Every entry must be output exactly as it is written.

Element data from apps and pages
═══

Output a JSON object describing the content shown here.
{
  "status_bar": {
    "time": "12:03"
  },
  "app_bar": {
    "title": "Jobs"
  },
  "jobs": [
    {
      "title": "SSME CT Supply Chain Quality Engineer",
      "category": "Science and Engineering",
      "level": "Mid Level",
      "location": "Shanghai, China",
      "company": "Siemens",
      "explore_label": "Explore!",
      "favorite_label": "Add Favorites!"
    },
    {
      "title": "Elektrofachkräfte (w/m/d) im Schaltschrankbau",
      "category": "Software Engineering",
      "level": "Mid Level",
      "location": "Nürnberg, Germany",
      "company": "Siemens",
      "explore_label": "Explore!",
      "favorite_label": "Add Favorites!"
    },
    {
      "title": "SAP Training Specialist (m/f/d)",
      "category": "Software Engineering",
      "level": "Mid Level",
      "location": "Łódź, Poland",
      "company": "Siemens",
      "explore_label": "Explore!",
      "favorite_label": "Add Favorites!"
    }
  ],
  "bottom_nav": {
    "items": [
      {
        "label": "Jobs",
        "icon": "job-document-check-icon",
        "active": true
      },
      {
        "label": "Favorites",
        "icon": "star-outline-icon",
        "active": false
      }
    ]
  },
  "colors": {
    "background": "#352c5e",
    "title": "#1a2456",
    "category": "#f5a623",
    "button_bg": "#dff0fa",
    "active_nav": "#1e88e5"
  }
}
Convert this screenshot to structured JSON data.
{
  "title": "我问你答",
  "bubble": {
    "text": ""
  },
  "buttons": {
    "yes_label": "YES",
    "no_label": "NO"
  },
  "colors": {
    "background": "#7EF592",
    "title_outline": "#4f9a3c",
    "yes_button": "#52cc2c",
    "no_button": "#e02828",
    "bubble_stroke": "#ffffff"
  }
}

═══

Answer:
Output a JSON object describing the content shown here.
{
  "status_bar": {
    "time": "12:03"
  },
  "app_bar": {
    "title": "Jobs"
  },
  "jobs": [
    {
      "title": "SSME CT Supply Chain Quality Engineer",
      "category": "Science and Engineering",
      "level": "Mid Level",
      "location": "Shanghai, China",
      "company": "Siemens",
      "explore_label": "Explore!",
      "favorite_label": "Add Favorites!"
    },
    {
      "title": "Elektrofachkräfte (w/m/d) im Schaltschrankbau",
      "category": "Software Engineering",
      "level": "Mid Level",
      "location": "Nürnberg, Germany",
      "company": "Siemens",
      "explore_label": "Explore!",
      "favorite_label": "Add Favorites!"
    },
    {
      "title": "SAP Training Specialist (m/f/d)",
      "category": "Software Engineering",
      "level": "Mid Level",
      "location": "Łódź, Poland",
      "company": "Siemens",
      "explore_label": "Explore!",
      "favorite_label": "Add Favorites!"
    }
  ],
  "bottom_nav": {
    "items": [
      {
        "label": "Jobs",
        "icon": "job-document-check-icon",
        "active": true
      },
      {
        "label": "Favorites",
        "icon": "star-outline-icon",
        "active": false
      }
    ]
  },
  "colors": {
    "background": "#352c5e",
    "title": "#1a2456",
    "category": "#f5a623",
    "button_bg": "#dff0fa",
    "active_nav": "#1e88e5"
  }
}
Convert this screenshot to structured JSON data.
{
  "title": "我问你答",
  "bubble": {
    "text": ""
  },
  "buttons": {
    "yes_label": "YES",
    "no_label": "NO"
  },
  "colors": {
    "background": "#7EF592",
    "title_outline": "#4f9a3c",
    "yes_button": "#52cc2c",
    "no_button": "#e02828",
    "bubble_stroke": "#ffffff"
  }
}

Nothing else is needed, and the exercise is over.